The plant phytoalexin resveratrol was previously demonstrated to inhibit the differentiation and bone resorbing activity of osteoclasts, to promote the formation of osteoblasts from mesenchymal precursors in cultures, and inhibit myeloma cell proliferation, when used at high concentrations. In the current study, we screened five structurally modified resveratrol analogues for their ability to modify the differentiation of osteoclasts and osteoblasts and proliferation of myeloma cells. Compared to resveratrol, analogues showed an up to 5,000-fold increased potency to inhibit osteoclast differentiation. To a lesser extent, resveratrol analogues also promoted osteoblast maturation. However, they did not antagonize the proliferation of myeloma cells. The potency of the best-performing candidate in vitro was tested in vivo in an ovariectomy-induced model of osteoporosis, but an effect on bone loss could not be detected. Based on their powerful antiresorptive activity in vitro, resveratrol analogues might be attractive modulators of bone remodeling. However, further studies are required to establish their efficacy in vivo.

Kupisiewicz K, Boissy P, Abdallah BM, Hansen FD…
Calcif. Tissue Int. Nov 2010
PMID: 20842496 | Free Full Text

Resveratrol Improves Bone After Calorie Restriction in Rats


Effect of catch-up growth by various dietary patterns and resveratrol intervention on bone status.

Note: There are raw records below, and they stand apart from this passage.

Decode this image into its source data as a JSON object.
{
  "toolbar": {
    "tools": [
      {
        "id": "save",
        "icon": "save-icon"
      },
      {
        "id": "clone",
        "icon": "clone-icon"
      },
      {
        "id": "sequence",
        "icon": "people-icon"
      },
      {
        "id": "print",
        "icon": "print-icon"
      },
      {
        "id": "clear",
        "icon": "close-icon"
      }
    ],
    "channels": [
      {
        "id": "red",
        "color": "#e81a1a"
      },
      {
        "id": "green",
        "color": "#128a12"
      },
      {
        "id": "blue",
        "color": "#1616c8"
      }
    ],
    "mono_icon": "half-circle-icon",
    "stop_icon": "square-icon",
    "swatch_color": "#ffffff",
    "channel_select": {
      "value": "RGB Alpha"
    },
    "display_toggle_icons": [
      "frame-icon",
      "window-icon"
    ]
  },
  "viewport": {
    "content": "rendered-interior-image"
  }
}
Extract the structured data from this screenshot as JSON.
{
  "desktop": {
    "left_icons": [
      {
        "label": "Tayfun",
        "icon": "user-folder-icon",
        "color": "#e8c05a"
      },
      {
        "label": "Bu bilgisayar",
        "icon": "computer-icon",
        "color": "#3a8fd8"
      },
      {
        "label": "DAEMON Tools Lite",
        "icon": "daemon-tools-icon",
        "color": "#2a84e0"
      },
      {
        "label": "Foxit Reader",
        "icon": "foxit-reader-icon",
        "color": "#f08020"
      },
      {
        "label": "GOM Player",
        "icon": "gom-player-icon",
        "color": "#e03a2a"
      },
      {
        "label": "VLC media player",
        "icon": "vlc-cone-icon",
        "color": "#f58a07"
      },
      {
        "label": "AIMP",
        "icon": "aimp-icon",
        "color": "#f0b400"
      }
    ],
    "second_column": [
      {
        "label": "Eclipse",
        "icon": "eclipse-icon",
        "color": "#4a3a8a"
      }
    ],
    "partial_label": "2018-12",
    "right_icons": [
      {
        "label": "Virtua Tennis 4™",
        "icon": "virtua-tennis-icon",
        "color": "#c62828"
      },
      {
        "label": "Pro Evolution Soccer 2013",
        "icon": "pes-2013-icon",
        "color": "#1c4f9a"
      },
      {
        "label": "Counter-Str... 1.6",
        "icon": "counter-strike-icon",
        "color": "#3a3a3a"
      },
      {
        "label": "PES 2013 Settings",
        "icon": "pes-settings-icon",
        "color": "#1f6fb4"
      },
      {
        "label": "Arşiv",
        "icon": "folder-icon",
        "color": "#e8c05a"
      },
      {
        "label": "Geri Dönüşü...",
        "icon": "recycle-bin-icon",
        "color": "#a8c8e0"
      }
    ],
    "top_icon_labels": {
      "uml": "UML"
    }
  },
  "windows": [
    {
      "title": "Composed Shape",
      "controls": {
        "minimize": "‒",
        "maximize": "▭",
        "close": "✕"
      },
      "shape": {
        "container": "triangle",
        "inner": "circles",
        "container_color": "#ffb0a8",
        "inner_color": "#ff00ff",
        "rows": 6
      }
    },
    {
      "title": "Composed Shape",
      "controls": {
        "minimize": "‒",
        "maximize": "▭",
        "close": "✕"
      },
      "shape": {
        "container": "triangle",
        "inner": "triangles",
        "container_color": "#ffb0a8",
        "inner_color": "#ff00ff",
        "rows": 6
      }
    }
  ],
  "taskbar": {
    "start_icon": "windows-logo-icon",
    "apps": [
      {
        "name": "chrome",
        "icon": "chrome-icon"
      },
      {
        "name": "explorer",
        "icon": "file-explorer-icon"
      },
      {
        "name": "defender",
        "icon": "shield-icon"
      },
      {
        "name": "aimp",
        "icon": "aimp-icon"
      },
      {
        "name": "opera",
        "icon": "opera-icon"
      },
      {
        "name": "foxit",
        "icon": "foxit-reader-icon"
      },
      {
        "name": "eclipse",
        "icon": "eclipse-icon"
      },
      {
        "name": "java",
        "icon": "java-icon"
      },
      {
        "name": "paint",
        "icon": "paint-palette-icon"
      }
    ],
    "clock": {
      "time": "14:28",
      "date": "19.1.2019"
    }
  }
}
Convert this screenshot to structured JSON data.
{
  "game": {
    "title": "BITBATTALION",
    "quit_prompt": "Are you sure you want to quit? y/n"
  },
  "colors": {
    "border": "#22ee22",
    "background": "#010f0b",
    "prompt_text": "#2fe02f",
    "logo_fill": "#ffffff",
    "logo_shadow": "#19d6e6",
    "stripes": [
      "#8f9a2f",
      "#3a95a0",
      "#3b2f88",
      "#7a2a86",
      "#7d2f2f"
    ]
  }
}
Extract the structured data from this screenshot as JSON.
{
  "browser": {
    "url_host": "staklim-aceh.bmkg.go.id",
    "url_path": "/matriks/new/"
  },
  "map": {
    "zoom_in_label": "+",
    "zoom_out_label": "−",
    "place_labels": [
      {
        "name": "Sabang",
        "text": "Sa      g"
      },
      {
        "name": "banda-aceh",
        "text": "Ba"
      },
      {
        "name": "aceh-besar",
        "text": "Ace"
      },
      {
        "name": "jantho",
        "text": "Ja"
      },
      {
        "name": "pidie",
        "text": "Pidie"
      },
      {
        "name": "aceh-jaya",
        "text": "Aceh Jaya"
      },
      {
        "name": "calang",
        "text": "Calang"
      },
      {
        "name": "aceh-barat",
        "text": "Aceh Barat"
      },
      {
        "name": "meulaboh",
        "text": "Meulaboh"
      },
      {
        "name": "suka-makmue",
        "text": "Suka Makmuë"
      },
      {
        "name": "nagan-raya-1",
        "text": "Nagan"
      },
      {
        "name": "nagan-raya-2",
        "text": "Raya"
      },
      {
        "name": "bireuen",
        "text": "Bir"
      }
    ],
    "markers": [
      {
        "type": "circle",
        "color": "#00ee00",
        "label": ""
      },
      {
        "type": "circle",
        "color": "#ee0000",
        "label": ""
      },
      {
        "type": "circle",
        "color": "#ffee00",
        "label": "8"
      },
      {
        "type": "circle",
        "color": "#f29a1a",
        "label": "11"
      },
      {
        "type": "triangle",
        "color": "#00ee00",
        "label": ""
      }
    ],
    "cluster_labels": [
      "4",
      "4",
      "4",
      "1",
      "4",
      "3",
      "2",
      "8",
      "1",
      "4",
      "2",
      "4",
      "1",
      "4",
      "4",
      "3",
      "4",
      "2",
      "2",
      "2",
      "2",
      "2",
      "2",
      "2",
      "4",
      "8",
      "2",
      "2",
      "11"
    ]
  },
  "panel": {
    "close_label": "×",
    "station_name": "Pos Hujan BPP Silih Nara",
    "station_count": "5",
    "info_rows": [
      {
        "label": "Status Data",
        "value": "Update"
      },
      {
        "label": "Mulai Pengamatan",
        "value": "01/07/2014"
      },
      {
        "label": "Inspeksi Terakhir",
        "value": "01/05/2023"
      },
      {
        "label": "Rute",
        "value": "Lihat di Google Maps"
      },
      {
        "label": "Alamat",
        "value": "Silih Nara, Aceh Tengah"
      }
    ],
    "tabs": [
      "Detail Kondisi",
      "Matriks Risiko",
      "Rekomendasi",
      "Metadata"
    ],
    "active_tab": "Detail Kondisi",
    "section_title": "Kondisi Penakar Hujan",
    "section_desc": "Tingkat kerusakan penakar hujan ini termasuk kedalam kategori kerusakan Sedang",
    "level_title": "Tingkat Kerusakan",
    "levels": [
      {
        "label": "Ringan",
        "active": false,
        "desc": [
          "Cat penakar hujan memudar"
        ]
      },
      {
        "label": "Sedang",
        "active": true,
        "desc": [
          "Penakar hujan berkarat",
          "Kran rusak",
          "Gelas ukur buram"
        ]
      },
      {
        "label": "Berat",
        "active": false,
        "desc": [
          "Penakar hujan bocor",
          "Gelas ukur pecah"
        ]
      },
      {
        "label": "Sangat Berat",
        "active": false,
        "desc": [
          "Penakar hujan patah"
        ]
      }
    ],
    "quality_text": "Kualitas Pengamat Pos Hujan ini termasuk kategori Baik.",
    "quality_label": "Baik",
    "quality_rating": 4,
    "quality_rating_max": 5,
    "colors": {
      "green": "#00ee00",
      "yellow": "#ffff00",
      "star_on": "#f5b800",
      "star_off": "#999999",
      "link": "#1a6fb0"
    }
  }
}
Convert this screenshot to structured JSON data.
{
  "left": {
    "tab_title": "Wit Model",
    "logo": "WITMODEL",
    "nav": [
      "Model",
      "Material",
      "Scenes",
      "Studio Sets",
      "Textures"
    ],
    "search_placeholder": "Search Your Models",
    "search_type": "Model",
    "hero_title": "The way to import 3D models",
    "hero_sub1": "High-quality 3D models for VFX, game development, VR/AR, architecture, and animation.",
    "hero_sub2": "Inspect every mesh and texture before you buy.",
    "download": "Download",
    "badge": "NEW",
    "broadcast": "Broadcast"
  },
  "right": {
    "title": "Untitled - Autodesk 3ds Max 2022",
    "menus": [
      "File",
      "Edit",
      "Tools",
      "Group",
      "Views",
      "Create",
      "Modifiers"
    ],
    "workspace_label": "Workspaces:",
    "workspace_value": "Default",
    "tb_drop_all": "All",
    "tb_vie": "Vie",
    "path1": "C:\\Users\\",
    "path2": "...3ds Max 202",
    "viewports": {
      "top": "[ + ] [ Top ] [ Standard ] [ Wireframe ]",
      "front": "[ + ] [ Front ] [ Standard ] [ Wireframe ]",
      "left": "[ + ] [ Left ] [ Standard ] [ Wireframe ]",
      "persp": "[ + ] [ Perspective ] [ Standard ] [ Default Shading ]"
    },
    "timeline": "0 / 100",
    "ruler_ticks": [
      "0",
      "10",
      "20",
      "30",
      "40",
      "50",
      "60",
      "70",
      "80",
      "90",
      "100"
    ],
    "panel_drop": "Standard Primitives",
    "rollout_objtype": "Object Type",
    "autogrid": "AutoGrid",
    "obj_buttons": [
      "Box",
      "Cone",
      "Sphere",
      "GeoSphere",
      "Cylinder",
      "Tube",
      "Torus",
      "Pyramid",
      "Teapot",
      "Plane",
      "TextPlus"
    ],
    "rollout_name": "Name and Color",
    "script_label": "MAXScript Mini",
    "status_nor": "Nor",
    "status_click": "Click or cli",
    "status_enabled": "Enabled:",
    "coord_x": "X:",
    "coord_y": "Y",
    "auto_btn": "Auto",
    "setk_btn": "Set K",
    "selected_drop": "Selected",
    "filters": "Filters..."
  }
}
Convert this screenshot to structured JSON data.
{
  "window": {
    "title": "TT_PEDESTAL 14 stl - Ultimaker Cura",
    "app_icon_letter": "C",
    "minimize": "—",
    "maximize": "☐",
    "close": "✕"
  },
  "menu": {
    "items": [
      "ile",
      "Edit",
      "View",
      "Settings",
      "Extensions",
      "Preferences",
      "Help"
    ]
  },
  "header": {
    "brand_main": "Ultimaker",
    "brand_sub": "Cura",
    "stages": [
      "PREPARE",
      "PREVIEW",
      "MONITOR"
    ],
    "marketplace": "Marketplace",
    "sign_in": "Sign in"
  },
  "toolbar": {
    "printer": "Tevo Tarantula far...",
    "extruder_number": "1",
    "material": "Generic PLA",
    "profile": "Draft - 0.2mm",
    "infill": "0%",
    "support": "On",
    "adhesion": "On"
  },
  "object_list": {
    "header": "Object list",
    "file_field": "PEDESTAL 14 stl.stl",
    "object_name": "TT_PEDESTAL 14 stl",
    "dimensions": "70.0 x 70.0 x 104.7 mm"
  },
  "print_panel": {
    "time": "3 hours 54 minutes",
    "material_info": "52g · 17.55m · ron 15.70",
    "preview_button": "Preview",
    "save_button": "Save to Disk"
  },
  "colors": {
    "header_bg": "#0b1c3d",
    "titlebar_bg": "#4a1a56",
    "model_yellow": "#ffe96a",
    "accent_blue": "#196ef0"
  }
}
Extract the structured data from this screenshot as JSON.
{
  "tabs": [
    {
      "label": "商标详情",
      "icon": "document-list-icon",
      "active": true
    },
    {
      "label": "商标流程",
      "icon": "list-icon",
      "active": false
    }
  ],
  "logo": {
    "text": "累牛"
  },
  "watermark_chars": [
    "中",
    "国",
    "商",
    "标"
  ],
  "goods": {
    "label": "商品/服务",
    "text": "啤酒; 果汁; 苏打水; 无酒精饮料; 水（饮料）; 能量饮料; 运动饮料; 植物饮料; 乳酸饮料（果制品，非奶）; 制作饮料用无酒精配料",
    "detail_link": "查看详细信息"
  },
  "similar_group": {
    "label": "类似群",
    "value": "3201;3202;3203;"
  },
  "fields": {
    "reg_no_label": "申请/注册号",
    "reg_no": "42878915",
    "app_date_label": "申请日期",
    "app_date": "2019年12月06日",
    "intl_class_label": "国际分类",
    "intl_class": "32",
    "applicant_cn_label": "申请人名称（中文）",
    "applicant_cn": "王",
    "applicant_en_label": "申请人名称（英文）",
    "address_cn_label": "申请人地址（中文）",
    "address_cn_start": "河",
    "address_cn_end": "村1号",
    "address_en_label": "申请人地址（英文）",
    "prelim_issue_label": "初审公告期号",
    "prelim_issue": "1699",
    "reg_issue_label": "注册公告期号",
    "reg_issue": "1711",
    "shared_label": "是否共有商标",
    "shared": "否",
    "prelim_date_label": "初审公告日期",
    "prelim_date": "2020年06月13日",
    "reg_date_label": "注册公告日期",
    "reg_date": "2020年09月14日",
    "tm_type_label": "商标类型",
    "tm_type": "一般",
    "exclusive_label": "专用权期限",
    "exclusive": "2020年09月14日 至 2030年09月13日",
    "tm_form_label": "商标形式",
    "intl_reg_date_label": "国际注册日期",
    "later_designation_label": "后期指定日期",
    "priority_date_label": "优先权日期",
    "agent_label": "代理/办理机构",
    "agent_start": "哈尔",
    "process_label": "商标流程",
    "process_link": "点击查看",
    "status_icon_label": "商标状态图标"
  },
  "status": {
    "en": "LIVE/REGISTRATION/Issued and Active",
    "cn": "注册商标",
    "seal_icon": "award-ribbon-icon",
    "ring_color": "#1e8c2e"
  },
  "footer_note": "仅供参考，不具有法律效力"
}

Catch-up growth (CUG) after food restriction can increase the risks for insulin resistance-related diseases, and to our knowledge, no previous studies have addressed how bone is influenced by CUG when refeeding diet content differs. The objective of this study was to investigate the bone status resulting from CUG induced by varying refeeding dietary patterns, and to assess the potential influencing factors and the effect of resveratrol on bone status during CUG. Experimental rats were randomly divided into five groups: normal chow (NC) group; CUG group (CUG, containing two subgroups, respectively, refeeding with normal chow or high-fat diet); high-fat diet (HF) group; and resveratrol intervention groups (CUGE and HFE). Bone parameters were detected by dual-energy X-ray absorptiometry. Serum concentrations of tumor necrosis factor (TNF)-α, body weight and food intake were also recorded. Our results showed that food restriction induced a significant decrease in bone parameters. Eight-week CUG by normal chow had a greater degree of improvement in bone mineral density than high-fat diet, and even returned to normal level similar to NC. Bone parameters were elevated in varying degrees in the HF group compared with the NC group. In the resveratrol intervention groups, bone parameters significantly increased. Furthermore, bone parameters were inversely related with serum TNF-α concentrations, but showed positive correlation with body weight. In conclusion, the study shows that CUG can partially reverse the deleterious effects of caloric restriction on bone health, especially in the refeeding with normal chow group. Moreover, resveratrol has a protective effect on bone status during the period of CUG. Serum TNF-α levels and body weight also seem to play an important role in regulating bone parameters.

Chen LL, Wang SX, Dai Y, Buckoreelall P…
Exp. Biol. Med. (Maywood) Mar 2012
PMID: 22442358

Resveratrol + Enalapril Improves Microcirculation and Prevents Microfractures in Rats


[Comparative evaluation of the osteoprotective effects of resveratrol and resveratrol/enalapril combination in the treatment of experimental osteoporosis].

The osteoprotective effect of resveratrol and a combination of resveratrol with enalapril has been investigated in white Wistar female rats with experimental osteoporosis. It is established that, in rats after ovariectomy, the endothelial dysfunction of microcirculation vessels of the osteal tissue is developed, resulting in the occurrence of osteoporosis. Resveratrol and the combination of resveratrol with enalapril prevented depression of the microcirculation level in the osteal tissue, thus preventing the thinning of osteal trabecules and preventing their microfractures.

Faĭtel’son AV, Koklina NIu, Gudyrev OS, Dubrovin GM…
Eksp Klin Farmakol 2012
PMID: 22834128